### Required action
Restate the following entries exactly, including every line.

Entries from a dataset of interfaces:
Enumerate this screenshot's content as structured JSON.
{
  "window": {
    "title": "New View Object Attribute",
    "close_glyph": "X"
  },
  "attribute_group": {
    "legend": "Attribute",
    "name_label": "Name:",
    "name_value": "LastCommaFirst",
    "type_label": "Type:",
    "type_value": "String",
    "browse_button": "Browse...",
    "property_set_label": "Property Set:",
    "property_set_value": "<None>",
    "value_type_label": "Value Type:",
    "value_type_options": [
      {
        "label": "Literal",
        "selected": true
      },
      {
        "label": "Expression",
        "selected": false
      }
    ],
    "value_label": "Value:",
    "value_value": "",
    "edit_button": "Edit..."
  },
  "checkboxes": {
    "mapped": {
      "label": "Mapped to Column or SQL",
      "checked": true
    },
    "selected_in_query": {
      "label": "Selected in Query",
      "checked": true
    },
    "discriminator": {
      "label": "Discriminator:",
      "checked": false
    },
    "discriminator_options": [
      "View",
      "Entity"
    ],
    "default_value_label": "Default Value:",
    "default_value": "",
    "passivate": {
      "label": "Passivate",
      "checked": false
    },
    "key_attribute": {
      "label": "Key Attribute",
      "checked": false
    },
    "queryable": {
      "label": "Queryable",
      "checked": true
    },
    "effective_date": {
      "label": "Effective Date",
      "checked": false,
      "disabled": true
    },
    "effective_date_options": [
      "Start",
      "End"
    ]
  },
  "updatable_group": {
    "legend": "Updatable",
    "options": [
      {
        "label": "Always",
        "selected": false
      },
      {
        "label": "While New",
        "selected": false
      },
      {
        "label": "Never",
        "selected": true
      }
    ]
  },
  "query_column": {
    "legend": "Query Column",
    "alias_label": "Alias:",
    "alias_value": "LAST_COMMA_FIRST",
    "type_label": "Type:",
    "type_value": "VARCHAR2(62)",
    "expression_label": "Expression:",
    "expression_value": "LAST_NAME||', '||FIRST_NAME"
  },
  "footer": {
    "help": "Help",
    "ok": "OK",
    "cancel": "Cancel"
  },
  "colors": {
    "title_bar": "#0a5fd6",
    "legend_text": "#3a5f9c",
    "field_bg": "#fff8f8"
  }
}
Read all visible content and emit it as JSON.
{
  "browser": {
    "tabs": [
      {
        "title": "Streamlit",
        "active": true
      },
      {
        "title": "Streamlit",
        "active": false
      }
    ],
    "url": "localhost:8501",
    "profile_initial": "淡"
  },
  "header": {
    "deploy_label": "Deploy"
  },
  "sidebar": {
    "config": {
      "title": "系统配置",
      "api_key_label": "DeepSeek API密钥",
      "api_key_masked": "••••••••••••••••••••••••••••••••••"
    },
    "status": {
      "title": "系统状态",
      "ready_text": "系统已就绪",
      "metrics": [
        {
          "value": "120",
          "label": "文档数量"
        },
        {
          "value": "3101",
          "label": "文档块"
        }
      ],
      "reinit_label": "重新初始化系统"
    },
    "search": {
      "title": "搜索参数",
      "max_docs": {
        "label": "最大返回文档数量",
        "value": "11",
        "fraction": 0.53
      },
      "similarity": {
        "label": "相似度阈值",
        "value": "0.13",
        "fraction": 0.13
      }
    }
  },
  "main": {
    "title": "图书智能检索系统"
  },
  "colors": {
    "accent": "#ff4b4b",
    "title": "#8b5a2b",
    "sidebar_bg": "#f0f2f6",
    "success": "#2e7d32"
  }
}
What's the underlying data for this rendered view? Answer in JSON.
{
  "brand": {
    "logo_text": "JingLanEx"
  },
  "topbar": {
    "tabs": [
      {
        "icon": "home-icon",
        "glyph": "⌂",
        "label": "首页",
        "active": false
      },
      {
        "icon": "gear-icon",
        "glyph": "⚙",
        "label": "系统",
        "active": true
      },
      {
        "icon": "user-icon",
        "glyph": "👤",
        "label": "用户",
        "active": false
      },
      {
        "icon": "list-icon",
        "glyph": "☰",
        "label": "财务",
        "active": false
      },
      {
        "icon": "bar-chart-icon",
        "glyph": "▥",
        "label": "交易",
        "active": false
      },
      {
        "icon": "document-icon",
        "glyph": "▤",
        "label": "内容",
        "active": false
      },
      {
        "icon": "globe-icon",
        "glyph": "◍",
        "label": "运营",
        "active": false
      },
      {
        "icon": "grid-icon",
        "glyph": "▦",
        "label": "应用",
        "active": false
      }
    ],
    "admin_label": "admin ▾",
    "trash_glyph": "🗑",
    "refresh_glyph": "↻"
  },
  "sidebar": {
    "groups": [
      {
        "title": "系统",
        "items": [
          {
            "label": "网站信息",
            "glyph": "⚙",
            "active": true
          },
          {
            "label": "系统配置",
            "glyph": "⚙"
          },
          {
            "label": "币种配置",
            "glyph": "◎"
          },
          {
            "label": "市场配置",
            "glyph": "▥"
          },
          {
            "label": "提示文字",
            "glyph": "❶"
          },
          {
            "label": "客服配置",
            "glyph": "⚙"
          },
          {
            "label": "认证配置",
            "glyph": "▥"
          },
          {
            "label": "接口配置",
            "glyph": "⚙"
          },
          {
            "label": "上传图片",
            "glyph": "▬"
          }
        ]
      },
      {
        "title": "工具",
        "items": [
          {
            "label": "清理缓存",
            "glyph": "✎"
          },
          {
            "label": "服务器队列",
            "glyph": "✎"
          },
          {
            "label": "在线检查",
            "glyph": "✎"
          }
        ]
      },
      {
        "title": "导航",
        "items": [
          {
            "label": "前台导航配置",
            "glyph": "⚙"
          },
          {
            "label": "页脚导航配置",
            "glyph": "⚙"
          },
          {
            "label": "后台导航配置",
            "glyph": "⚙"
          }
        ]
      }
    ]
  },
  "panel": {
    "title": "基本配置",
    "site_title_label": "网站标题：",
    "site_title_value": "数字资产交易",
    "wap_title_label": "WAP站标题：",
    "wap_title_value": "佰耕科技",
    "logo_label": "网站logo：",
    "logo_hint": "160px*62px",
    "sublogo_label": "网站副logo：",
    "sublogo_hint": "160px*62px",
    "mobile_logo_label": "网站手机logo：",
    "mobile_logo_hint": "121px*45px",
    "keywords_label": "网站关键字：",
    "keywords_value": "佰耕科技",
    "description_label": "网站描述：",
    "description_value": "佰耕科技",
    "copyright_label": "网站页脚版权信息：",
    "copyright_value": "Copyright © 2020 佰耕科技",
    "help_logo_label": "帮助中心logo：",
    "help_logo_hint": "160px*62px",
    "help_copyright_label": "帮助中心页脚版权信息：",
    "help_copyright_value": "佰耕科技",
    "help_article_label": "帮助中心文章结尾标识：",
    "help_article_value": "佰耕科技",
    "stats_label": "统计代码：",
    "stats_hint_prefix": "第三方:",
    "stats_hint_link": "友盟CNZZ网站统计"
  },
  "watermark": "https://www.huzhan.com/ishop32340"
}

### Output
Enumerate this screenshot's content as structured JSON.
{
  "window": {
    "title": "New View Object Attribute",
    "close_glyph": "X"
  },
  "attribute_group": {
    "legend": "Attribute",
    "name_label": "Name:",
    "name_value": "LastCommaFirst",
    "type_label": "Type:",
    "type_value": "String",
    "browse_button": "Browse...",
    "property_set_label": "Property Set:",
    "property_set_value": "<None>",
    "value_type_label": "Value Type:",
    "value_type_options": [
      {
        "label": "Literal",
        "selected": true
      },
      {
        "label": "Expression",
        "selected": false
      }
    ],
    "value_label": "Value:",
    "value_value": "",
    "edit_button": "Edit..."
  },
  "checkboxes": {
    "mapped": {
      "label": "Mapped to Column or SQL",
      "checked": true
    },
    "selected_in_query": {
      "label": "Selected in Query",
      "checked": true
    },
    "discriminator": {
      "label": "Discriminator:",
      "checked": false
    },
    "discriminator_options": [
      "View",
      "Entity"
    ],
    "default_value_label": "Default Value:",
    "default_value": "",
    "passivate": {
      "label": "Passivate",
      "checked": false
    },
    "key_attribute": {
      "label": "Key Attribute",
      "checked": false
    },
    "queryable": {
      "label": "Queryable",
      "checked": true
    },
    "effective_date": {
      "label": "Effective Date",
      "checked": false,
      "disabled": true
    },
    "effective_date_options": [
      "Start",
      "End"
    ]
  },
  "updatable_group": {
    "legend": "Updatable",
    "options": [
      {
        "label": "Always",
        "selected": false
      },
      {
        "label": "While New",
        "selected": false
      },
      {
        "label": "Never",
        "selected": true
      }
    ]
  },
  "query_column": {
    "legend": "Query Column",
    "alias_label": "Alias:",
    "alias_value": "LAST_COMMA_FIRST",
    "type_label": "Type:",
    "type_value": "VARCHAR2(62)",
    "expression_label": "Expression:",
    "expression_value": "LAST_NAME||', '||FIRST_NAME"
  },
  "footer": {
    "help": "Help",
    "ok": "OK",
    "cancel": "Cancel"
  },
  "colors": {
    "title_bar": "#0a5fd6",
    "legend_text": "#3a5f9c",
    "field_bg": "#fff8f8"
  }
}
Read all visible content and emit it as JSON.
{
  "browser": {
    "tabs": [
      {
        "title": "Streamlit",
        "active": true
      },
      {
        "title": "Streamlit",
        "active": false
      }
    ],
    "url": "localhost:8501",
    "profile_initial": "淡"
  },
  "header": {
    "deploy_label": "Deploy"
  },
  "sidebar": {
    "config": {
      "title": "系统配置",
      "api_key_label": "DeepSeek API密钥",
      "api_key_masked": "••••••••••••••••••••••••••••••••••"
    },
    "status": {
      "title": "系统状态",
      "ready_text": "系统已就绪",
      "metrics": [
        {
          "value": "120",
          "label": "文档数量"
        },
        {
          "value": "3101",
          "label": "文档块"
        }
      ],
      "reinit_label": "重新初始化系统"
    },
    "search": {
      "title": "搜索参数",
      "max_docs": {
        "label": "最大返回文档数量",
        "value": "11",
        "fraction": 0.53
      },
      "similarity": {
        "label": "相似度阈值",
        "value": "0.13",
        "fraction": 0.13
      }
    }
  },
  "main": {
    "title": "图书智能检索系统"
  },
  "colors": {
    "accent": "#ff4b4b",
    "title": "#8b5a2b",
    "sidebar_bg": "#f0f2f6",
    "success": "#2e7d32"
  }
}
What's the underlying data for this rendered view? Answer in JSON.
{
  "brand": {
    "logo_text": "JingLanEx"
  },
  "topbar": {
    "tabs": [
      {
        "icon": "home-icon",
        "glyph": "⌂",
        "label": "首页",
        "active": false
      },
      {
        "icon": "gear-icon",
        "glyph": "⚙",
        "label": "系统",
        "active": true
      },
      {
        "icon": "user-icon",
        "glyph": "👤",
        "label": "用户",
        "active": false
      },
      {
        "icon": "list-icon",
        "glyph": "☰",
        "label": "财务",
        "active": false
      },
      {
        "icon": "bar-chart-icon",
        "glyph": "▥",
        "label": "交易",
        "active": false
      },
      {
        "icon": "document-icon",
        "glyph": "▤",
        "label": "内容",
        "active": false
      },
      {
        "icon": "globe-icon",
        "glyph": "◍",
        "label": "运营",
        "active": false
      },
      {
        "icon": "grid-icon",
        "glyph": "▦",
        "label": "应用",
        "active": false
      }
    ],
    "admin_label": "admin ▾",
    "trash_glyph": "🗑",
    "refresh_glyph": "↻"
  },
  "sidebar": {
    "groups": [
      {
        "title": "系统",
        "items": [
          {
            "label": "网站信息",
            "glyph": "⚙",
            "active": true
          },
          {
            "label": "系统配置",
            "glyph": "⚙"
          },
          {
            "label": "币种配置",
            "glyph": "◎"
          },
          {
            "label": "市场配置",
            "glyph": "▥"
          },
          {
            "label": "提示文字",
            "glyph": "❶"
          },
          {
            "label": "客服配置",
            "glyph": "⚙"
          },
          {
            "label": "认证配置",
            "glyph": "▥"
          },
          {
            "label": "接口配置",
            "glyph": "⚙"
          },
          {
            "label": "上传图片",
            "glyph": "▬"
          }
        ]
      },
      {
        "title": "工具",
        "items": [
          {
            "label": "清理缓存",
            "glyph": "✎"
          },
          {
            "label": "服务器队列",
            "glyph": "✎"
          },
          {
            "label": "在线检查",
            "glyph": "✎"
          }
        ]
      },
      {
        "title": "导航",
        "items": [
          {
            "label": "前台导航配置",
            "glyph": "⚙"
          },
          {
            "label": "页脚导航配置",
            "glyph": "⚙"
          },
          {
            "label": "后台导航配置",
            "glyph": "⚙"
          }
        ]
      }
    ]
  },
  "panel": {
    "title": "基本配置",
    "site_title_label": "网站标题：",
    "site_title_value": "数字资产交易",
    "wap_title_label": "WAP站标题：",
    "wap_title_value": "佰耕科技",
    "logo_label": "网站logo：",
    "logo_hint": "160px*62px",
    "sublogo_label": "网站副logo：",
    "sublogo_hint": "160px*62px",
    "mobile_logo_label": "网站手机logo：",
    "mobile_logo_hint": "121px*45px",
    "keywords_label": "网站关键字：",
    "keywords_value": "佰耕科技",
    "description_label": "网站描述：",
    "description_value": "佰耕科技",
    "copyright_label": "网站页脚版权信息：",
    "copyright_value": "Copyright © 2020 佰耕科技",
    "help_logo_label": "帮助中心logo：",
    "help_logo_hint": "160px*62px",
    "help_copyright_label": "帮助中心页脚版权信息：",
    "help_copyright_value": "佰耕科技",
    "help_article_label": "帮助中心文章结尾标识：",
    "help_article_value": "佰耕科技",
    "stats_label": "统计代码：",
    "stats_hint_prefix": "第三方:",
    "stats_hint_link": "友盟CNZZ网站统计"
  },
  "watermark": "https://www.huzhan.com/ishop32340"
}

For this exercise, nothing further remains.